19 Sep Recycling confusion: people in Essex call for clearer recycling rules
We are more committed than ever to saving our planet, with people trying to cut down on plastic usage and recycling everything in sight.
However, there is still a high level of confusion on what can, or can’t, be recycled. And this has led to more than half (52%) of adults in the East of England calling for clearer rules on recycling. That’s according to new research by Confused.com, which reveals more than half (52%) of people in the region don’t recycle properly because they’re confused by the rules in their area. The research comes as new Freedom of Information data shows 47% of wastage was recycled by councils in the region last year, on average.
But the research shows that people want to recycle and are giving it their best shot. In fact, almost a third (31%) of adults in the East of England will improvise, despite not fully understanding the rules. Nearly one in five (18%) will also try their best to follow the rules, even though they’re confused.

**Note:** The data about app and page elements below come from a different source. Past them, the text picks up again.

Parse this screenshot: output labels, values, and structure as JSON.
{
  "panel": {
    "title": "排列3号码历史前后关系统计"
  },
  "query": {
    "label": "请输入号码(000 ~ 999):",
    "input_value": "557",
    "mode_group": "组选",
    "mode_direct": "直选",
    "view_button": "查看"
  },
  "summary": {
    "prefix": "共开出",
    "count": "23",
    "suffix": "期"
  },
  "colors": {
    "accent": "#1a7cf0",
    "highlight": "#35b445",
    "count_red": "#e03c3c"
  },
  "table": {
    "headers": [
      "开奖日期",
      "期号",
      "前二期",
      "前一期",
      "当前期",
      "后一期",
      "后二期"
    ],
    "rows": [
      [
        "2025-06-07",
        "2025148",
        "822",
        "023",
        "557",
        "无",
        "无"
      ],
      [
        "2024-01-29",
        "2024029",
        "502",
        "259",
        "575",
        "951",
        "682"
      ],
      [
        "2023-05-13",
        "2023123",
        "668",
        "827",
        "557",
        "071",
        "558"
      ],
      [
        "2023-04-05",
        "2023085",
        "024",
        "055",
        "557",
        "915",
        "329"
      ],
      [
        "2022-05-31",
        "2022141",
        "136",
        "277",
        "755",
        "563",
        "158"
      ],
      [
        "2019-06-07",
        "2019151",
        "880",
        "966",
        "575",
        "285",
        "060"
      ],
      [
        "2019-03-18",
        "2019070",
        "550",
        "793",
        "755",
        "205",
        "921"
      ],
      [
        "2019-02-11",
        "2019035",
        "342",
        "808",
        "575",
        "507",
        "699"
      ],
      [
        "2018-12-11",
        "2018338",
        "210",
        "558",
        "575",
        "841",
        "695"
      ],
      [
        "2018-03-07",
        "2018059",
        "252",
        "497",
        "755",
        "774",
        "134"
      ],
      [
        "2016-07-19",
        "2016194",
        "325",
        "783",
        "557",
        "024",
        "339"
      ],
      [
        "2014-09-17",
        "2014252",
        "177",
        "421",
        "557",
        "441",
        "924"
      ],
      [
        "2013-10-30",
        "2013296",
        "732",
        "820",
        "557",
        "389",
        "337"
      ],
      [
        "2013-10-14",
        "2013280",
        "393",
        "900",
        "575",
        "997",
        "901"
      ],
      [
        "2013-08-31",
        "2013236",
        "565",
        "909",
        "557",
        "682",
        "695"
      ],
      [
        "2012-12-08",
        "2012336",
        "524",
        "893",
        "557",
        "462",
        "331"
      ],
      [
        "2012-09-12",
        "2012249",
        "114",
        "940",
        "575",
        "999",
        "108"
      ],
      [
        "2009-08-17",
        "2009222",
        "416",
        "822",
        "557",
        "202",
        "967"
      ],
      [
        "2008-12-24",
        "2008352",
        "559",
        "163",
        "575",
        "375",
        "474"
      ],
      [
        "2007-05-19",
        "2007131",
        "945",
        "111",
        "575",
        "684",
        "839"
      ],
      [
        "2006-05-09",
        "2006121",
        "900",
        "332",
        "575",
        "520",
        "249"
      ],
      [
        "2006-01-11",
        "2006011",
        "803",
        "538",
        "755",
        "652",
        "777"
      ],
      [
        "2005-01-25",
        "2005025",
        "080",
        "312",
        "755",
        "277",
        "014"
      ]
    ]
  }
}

However, initiatives have been implemented to encourage people to recycle in and out of the home. For example, councils might offer explainer-style postcards or newsletters to update people on the rules in the area. Or they might arrange a local talk to get the community involved.
But there are also measures in place to stop people from recycling incorrectly. According to Freedom of Information gathered from UK councils(1), 29% of councils in the region have employees who will snoop through bins to find anything that’s contaminated or wrongly recycled. And in which case, almost all of councils will refuse to collect the waste.

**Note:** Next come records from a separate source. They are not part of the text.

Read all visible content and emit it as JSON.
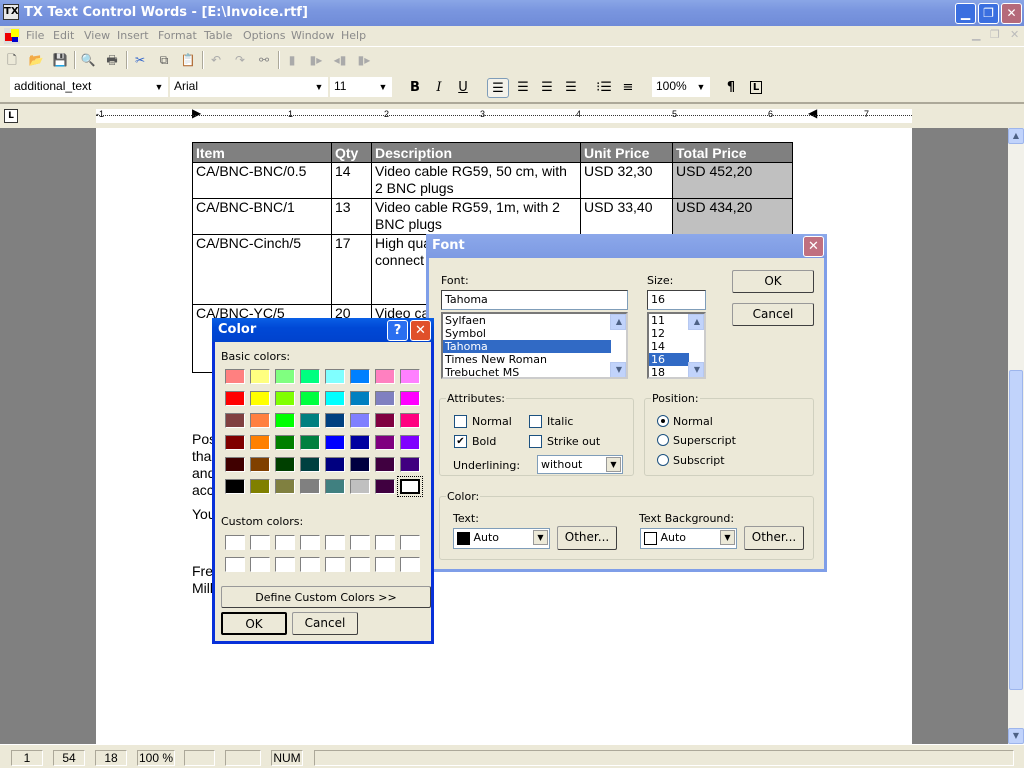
{
  "window": {
    "title": "TX Text Control Words - [E:\\Invoice.rtf]",
    "app_icon": "TX"
  },
  "menu": [
    "File",
    "Edit",
    "View",
    "Insert",
    "Format",
    "Table",
    "Options",
    "Window",
    "Help"
  ],
  "toolbar": {
    "style": "additional_text",
    "font": "Arial",
    "size": "11",
    "zoom": "100%",
    "bold": "B",
    "italic": "I",
    "underline": "U",
    "pilcrow": "¶"
  },
  "ruler": {
    "labels": [
      "-1",
      "1",
      "2",
      "3",
      "4",
      "5",
      "6",
      "7"
    ]
  },
  "document": {
    "table": {
      "headers": [
        "Item",
        "Qty",
        "Description",
        "Unit Price",
        "Total Price"
      ],
      "rows": [
        [
          "CA/BNC-BNC/0.5",
          "14",
          "Video cable RG59, 50 cm, with 2 BNC plugs",
          "USD 32,30",
          "USD 452,20"
        ],
        [
          "CA/BNC-BNC/1",
          "13",
          "Video cable RG59, 1m, with 2 BNC plugs",
          "USD 33,40",
          "USD 434,20"
        ],
        [
          "CA/BNC-Cinch/5",
          "17",
          "High qua the trans signals, connect",
          "",
          ""
        ],
        [
          "CA/BNC-YC/5",
          "20",
          "Video ca",
          "",
          ""
        ]
      ]
    },
    "paragraphs": [
      "Pos",
      "tha",
      "and",
      "acc"
    ],
    "you": "You",
    "closing": [
      "Fre",
      "Mill"
    ]
  },
  "status": [
    "1",
    "54",
    "18",
    "100 %",
    "",
    "",
    "NUM",
    ""
  ],
  "font_dialog": {
    "title": "Font",
    "font_label": "Font:",
    "font_value": "Tahoma",
    "font_list": [
      "Sylfaen",
      "Symbol",
      "Tahoma",
      "Times New Roman",
      "Trebuchet MS"
    ],
    "font_selected": "Tahoma",
    "size_label": "Size:",
    "size_value": "16",
    "size_list": [
      "11",
      "12",
      "14",
      "16",
      "18"
    ],
    "size_selected": "16",
    "ok": "OK",
    "cancel": "Cancel",
    "attributes_label": "Attributes:",
    "normal": "Normal",
    "italic": "Italic",
    "bold": "Bold",
    "strike": "Strike out",
    "bold_checked": true,
    "underlining_label": "Underlining:",
    "underlining_value": "without",
    "position_label": "Position:",
    "pos_normal": "Normal",
    "pos_super": "Superscript",
    "pos_sub": "Subscript",
    "position_selected": "Normal",
    "color_label": "Color:",
    "text_label": "Text:",
    "text_color": "Auto",
    "text_swatch": "#000000",
    "bg_label": "Text Background:",
    "bg_color": "Auto",
    "bg_swatch": "#ffffff",
    "other": "Other..."
  },
  "color_dialog": {
    "title": "Color",
    "help": "?",
    "basic_label": "Basic colors:",
    "basic_colors": [
      "#ff8080",
      "#ffff80",
      "#80ff80",
      "#00ff80",
      "#80ffff",
      "#0080ff",
      "#ff80c0",
      "#ff80ff",
      "#ff0000",
      "#ffff00",
      "#80ff00",
      "#00ff40",
      "#00ffff",
      "#0080c0",
      "#8080c0",
      "#ff00ff",
      "#804040",
      "#ff8040",
      "#00ff00",
      "#008080",
      "#004080",
      "#8080ff",
      "#800040",
      "#ff0080",
      "#800000",
      "#ff8000",
      "#008000",
      "#008040",
      "#0000ff",
      "#0000a0",
      "#800080",
      "#8000ff",
      "#400000",
      "#804000",
      "#004000",
      "#004040",
      "#000080",
      "#000040",
      "#400040",
      "#400080",
      "#000000",
      "#808000",
      "#808040",
      "#808080",
      "#408080",
      "#c0c0c0",
      "#400040",
      "#ffffff"
    ],
    "selected_index": 47,
    "custom_label": "Custom colors:",
    "custom_count": 16,
    "define": "Define Custom Colors >>",
    "ok": "OK",
    "cancel": "Cancel"
  }
}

By having these measures in place, councils should be able to recycle a high majority of waste. In fact, Confused.com’s League Table reveals Three Rivers District Council has an impressive recycling rate of 63% – the highest in the region.
However, research shows that very few people don’t recycle at all, which raises the question of why some councils aren’t meeting recycling targets. And it seems much of the confusion comes down to certain items, such as black plastic, tin foil, and even receipts. To clear up this confusion, Confused.com has taken the top 10 items people are most baffled about and simplified the rules. Polystyrene topped the list, which is in fact not recyclable. But according to the research, more than half (57%) of people across the UK will put it in with the recycling.